In Brazil, the combined legacies of slavery and dictatorship, along with a persistent developmentalist rhetoric and the fallacy of racial democracy, remain entrenched in elite and popular opinion, inciting the mindset that sustains predatory agribusiness, illegal mining and anti-Indigenous racism. Against this backdrop, I will trace a recent historical arc to consider how Indigenous self-representation in cultural production in the country has been mobilising repertoires of aesthetic resistance over the last ten years.

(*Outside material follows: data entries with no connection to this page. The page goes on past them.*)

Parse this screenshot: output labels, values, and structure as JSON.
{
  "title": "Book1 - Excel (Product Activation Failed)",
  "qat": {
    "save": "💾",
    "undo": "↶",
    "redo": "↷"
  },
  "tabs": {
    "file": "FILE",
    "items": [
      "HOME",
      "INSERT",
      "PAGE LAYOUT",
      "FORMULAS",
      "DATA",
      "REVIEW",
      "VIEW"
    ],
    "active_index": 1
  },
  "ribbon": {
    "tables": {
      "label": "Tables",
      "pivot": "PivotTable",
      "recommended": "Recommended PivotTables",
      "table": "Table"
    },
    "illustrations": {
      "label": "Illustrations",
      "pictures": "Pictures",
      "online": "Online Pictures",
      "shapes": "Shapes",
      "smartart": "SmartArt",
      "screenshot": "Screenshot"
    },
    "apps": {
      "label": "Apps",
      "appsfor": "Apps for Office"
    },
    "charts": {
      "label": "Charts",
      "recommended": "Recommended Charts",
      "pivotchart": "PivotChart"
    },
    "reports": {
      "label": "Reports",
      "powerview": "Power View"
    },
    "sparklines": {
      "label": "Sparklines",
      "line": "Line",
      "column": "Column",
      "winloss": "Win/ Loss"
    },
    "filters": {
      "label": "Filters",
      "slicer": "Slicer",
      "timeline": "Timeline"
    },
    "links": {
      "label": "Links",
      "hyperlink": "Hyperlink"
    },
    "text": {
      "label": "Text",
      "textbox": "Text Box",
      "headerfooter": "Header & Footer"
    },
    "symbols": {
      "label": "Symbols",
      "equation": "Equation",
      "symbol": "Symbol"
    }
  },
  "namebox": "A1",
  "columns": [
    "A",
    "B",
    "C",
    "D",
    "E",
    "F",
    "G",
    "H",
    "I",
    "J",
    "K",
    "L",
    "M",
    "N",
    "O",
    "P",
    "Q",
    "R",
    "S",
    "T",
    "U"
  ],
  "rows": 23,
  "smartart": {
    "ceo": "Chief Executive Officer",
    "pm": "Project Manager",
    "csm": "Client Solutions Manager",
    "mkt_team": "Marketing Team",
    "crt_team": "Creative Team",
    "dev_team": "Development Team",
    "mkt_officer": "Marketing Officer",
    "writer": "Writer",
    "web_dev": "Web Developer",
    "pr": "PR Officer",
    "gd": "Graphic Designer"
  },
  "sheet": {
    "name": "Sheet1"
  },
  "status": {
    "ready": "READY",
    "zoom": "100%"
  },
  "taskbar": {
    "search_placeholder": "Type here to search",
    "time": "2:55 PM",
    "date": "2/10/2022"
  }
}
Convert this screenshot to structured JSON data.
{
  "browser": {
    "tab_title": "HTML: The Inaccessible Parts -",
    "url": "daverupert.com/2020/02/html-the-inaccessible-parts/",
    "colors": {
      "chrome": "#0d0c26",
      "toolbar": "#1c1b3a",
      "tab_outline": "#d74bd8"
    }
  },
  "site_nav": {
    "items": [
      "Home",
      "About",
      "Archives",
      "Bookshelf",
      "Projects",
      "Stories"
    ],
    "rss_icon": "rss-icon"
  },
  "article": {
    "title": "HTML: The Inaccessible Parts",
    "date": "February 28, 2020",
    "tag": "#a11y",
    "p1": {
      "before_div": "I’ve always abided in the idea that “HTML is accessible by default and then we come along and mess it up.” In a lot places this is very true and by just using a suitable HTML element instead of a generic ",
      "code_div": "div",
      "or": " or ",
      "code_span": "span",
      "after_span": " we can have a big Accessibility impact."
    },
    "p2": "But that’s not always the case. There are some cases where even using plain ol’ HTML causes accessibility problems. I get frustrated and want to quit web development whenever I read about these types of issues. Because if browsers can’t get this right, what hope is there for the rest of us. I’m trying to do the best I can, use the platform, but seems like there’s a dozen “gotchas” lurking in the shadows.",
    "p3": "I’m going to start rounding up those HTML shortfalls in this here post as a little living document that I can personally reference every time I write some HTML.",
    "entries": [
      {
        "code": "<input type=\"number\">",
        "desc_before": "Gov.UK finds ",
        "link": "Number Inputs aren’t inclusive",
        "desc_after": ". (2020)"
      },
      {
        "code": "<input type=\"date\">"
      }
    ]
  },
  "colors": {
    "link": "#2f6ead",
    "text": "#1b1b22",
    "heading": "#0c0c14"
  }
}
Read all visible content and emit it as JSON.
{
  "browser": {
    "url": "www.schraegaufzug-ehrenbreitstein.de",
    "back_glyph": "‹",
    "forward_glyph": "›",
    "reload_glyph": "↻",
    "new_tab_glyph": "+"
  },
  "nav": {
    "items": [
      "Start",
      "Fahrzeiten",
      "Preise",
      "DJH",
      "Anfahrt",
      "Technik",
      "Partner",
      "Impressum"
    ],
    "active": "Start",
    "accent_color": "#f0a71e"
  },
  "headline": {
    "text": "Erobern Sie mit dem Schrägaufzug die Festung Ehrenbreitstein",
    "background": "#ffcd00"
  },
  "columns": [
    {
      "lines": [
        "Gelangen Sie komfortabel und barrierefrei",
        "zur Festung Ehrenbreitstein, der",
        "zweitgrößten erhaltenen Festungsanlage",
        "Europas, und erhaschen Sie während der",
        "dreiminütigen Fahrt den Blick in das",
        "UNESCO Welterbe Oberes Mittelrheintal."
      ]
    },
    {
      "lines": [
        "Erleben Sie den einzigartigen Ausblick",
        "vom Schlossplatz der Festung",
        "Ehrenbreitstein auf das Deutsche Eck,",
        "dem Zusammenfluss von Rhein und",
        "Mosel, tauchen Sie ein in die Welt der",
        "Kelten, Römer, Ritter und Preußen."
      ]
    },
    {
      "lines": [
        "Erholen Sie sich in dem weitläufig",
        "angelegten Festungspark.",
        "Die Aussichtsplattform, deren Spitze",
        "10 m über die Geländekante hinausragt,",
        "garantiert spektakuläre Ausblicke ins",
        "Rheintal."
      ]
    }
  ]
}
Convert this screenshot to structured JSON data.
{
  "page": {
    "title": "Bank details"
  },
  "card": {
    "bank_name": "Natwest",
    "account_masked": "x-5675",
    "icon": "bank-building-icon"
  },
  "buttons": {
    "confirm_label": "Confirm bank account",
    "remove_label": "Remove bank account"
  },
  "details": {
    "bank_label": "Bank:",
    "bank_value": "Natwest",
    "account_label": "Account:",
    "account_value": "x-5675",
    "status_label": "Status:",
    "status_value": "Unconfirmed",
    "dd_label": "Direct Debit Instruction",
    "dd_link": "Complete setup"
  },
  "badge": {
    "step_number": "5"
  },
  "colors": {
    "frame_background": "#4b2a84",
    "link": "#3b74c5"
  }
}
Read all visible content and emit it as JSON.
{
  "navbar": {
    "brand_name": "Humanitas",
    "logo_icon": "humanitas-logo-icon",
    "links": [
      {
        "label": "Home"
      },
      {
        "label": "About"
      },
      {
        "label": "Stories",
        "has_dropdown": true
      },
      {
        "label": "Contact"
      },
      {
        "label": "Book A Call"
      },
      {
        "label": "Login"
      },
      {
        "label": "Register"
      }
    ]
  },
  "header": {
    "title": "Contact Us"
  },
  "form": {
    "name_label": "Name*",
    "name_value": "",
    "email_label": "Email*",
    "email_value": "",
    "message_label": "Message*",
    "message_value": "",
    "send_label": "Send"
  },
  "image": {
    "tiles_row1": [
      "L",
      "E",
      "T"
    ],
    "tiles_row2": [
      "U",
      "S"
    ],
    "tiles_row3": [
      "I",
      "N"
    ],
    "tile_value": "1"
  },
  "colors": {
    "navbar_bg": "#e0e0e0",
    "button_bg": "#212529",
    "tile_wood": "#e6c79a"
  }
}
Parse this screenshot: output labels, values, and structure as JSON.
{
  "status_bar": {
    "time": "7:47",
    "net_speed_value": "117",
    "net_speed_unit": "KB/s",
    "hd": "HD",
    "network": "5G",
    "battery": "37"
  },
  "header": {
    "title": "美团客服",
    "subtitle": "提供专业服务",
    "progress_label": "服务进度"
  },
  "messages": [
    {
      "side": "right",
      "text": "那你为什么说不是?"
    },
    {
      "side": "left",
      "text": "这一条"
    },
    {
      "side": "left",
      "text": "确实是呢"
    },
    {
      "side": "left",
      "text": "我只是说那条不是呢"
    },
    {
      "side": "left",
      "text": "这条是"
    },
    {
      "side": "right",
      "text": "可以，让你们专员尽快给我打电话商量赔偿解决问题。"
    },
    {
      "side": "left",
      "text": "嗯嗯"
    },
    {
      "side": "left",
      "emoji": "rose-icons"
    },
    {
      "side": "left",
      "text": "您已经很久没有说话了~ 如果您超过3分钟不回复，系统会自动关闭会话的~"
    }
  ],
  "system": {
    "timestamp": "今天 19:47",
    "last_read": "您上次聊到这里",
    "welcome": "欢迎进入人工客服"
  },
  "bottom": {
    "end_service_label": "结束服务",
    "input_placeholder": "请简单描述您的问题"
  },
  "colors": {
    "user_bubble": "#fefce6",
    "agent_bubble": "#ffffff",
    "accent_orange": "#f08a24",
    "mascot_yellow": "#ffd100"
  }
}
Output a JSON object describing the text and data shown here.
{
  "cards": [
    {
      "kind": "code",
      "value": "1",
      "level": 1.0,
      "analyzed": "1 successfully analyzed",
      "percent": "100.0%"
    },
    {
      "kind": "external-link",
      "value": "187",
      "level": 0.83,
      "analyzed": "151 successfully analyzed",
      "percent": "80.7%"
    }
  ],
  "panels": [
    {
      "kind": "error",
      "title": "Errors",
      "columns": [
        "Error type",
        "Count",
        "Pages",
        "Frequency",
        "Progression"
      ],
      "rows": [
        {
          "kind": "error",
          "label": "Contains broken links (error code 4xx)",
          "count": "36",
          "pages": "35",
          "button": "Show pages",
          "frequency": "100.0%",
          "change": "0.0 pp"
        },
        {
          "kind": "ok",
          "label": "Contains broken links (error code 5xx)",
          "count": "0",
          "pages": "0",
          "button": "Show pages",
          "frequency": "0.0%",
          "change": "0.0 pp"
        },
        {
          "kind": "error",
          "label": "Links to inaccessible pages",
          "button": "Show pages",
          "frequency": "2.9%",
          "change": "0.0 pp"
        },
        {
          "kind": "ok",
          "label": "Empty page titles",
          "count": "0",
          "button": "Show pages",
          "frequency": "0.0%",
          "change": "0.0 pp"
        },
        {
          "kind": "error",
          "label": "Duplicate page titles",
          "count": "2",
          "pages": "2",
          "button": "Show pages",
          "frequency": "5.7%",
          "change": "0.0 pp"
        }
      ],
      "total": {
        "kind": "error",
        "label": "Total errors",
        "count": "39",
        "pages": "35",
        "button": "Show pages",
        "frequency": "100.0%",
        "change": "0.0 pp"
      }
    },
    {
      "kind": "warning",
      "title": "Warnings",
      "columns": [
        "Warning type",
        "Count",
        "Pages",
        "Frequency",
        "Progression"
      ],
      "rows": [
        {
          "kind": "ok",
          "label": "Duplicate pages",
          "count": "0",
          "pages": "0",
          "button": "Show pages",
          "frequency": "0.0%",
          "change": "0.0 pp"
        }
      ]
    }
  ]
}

My entry point is the letter in which the Guarani Kaiowá from the Pyelito Kue and Mbarakay communities addressed the Brazilian Federal Court in 2012, resisting an eviction order and stating that they would rather be killed and buried in their lands with their ancestors than leave. I continue by looking at The Falling Sky: Words of a Yanomami Shaman, Davi Kopenawa’s and Bruce Albert’s pedagogical intervention and warning to non-Indigenous readerships, published in Brazil in 2015. Even with his distrust of writing as a medium, which he sees as marked by forgetfulness and greed, Kopenawa made the choice to have his words “drawn” by Albert in the language of White people, so that the Yanomami could be heard beyond the forest for generations. I then echo a debate between Ailton Krenak and the late Jaider Esbell, two leading figures in Indigenous cultural production in Brazil, at the opening of the Moquém_Surarî: arte indígena contemporânea exhibition, held in 2021 at the São Paulo Museum of Modern Art. I end by expanding on their discussion of the consequences of approaching “Indigenous art” as a form of “cosmopolitics” or “coalition”, and suggesting that Indigenous cultural production may be better understood not as based on a unified standpoint or generic identity, but on notions of “culture” and “art” that remain contingent, open to question and negotiation.
Jamille Pinheiro Dias
Role: Research Associate
Organisation: School of Social Sciences, University of Manchestert
Travel and Contact Information
Samuel Alexander Building